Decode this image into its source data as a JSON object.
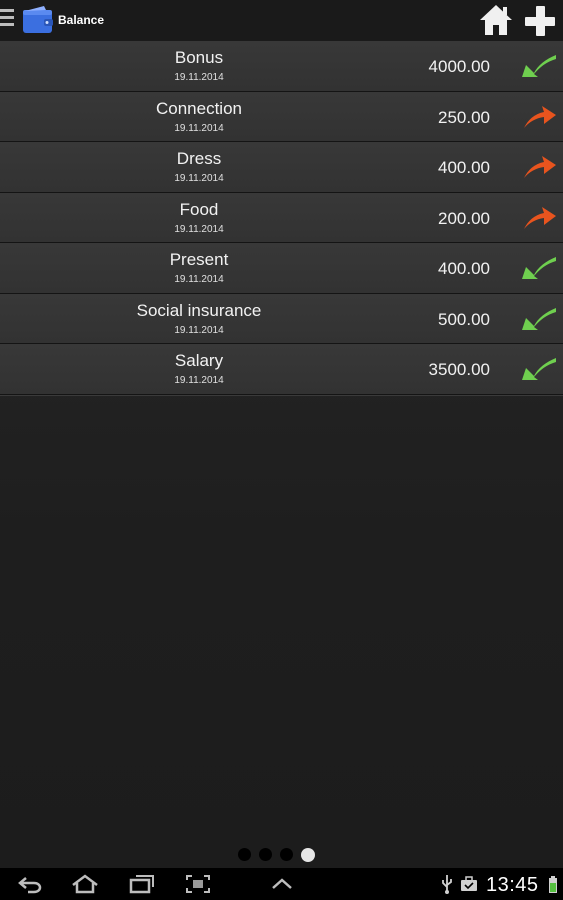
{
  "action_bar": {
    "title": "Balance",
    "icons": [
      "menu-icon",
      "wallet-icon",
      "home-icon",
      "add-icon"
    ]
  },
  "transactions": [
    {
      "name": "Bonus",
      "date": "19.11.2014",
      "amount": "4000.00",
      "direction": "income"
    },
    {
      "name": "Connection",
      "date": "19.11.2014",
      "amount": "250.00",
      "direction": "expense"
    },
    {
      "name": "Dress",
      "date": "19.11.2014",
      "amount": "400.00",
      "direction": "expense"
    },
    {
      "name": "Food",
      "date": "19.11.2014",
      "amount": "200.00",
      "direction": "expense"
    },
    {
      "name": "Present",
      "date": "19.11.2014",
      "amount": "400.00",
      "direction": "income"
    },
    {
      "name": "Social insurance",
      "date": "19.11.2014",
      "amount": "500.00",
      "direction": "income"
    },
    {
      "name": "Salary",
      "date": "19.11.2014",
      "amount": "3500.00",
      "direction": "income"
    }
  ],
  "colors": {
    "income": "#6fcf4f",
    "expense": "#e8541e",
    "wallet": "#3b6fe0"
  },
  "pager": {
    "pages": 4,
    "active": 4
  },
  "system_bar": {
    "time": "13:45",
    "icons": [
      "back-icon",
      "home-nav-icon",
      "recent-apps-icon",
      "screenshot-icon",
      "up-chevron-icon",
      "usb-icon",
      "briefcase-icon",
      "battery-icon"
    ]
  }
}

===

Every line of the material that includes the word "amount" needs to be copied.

SOLUTION FOR THIS EXERCISE:
      "amount": "4000.00",
      "amount": "250.00",
      "amount": "400.00",
      "amount": "200.00",
      "amount": "400.00",
      "amount": "500.00",
      "amount": "3500.00",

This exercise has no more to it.